• Assignment
Scan the records below and say how many lines include the word "JSON", giving no other text.

- Opening Delimiter -

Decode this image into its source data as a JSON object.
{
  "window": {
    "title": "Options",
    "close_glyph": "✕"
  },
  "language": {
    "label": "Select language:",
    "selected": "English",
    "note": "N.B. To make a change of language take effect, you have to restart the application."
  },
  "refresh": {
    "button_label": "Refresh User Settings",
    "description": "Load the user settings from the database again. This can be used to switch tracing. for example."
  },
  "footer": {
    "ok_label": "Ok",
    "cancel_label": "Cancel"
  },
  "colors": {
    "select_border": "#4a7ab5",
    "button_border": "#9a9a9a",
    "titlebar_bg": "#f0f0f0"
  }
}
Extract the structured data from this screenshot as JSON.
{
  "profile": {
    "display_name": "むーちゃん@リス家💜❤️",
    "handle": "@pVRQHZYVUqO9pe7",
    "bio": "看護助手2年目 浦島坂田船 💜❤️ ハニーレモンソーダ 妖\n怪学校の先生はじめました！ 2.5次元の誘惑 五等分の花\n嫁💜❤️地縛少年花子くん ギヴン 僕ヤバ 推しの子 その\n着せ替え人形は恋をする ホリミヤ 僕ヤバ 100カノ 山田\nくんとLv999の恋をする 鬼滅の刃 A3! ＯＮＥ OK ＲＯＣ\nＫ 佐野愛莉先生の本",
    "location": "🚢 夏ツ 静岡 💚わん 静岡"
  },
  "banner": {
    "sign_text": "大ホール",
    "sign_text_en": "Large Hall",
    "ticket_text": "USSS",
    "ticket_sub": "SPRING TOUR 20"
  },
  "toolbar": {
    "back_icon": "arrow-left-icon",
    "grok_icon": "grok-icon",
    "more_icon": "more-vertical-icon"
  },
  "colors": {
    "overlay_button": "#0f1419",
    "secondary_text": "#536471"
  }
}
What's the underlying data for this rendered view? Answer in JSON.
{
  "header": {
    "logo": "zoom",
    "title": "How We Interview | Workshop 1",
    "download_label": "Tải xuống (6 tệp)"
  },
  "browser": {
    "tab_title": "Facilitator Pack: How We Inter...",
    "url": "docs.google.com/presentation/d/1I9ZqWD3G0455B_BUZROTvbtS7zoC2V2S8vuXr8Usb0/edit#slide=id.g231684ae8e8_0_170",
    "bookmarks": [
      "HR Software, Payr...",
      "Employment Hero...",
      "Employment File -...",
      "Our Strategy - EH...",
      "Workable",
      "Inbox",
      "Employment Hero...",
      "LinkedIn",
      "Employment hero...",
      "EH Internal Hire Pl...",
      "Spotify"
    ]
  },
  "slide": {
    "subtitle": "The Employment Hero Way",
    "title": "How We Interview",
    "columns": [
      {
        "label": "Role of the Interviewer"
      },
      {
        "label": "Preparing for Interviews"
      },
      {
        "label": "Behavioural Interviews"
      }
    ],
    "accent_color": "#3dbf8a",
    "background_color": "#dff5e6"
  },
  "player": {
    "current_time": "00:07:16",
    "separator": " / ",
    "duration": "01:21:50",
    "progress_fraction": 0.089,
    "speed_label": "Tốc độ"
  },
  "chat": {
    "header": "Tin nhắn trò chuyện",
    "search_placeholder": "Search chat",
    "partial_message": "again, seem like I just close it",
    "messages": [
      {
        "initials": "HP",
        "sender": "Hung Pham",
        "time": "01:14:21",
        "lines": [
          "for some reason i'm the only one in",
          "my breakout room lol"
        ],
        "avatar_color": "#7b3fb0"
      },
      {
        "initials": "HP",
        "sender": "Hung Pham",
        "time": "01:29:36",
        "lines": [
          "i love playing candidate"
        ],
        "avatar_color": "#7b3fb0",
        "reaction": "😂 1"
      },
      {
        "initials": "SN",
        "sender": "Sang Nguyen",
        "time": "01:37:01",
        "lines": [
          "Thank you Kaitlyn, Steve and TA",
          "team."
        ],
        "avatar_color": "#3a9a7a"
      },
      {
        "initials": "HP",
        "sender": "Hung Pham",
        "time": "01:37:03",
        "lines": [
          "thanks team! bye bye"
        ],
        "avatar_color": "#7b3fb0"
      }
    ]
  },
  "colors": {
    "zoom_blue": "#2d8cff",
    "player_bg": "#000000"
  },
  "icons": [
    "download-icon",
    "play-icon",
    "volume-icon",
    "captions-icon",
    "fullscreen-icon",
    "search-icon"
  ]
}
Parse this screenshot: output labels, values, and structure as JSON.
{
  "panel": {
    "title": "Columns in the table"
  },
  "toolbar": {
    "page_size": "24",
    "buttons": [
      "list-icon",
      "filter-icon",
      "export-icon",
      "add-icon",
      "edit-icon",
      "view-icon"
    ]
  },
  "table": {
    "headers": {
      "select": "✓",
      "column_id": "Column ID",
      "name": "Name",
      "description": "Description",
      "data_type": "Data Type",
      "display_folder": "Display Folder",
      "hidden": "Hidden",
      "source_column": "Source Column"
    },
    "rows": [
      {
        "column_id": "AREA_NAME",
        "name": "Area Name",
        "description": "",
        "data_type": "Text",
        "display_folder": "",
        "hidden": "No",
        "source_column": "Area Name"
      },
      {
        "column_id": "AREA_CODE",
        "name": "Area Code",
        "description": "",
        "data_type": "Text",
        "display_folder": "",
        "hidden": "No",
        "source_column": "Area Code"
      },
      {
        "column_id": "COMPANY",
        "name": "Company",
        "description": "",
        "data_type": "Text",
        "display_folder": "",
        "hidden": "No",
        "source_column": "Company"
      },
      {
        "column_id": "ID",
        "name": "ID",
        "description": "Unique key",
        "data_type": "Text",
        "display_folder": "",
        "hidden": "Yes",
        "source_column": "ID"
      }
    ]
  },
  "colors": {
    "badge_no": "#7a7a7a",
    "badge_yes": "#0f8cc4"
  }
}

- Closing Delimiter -

• Solution below
4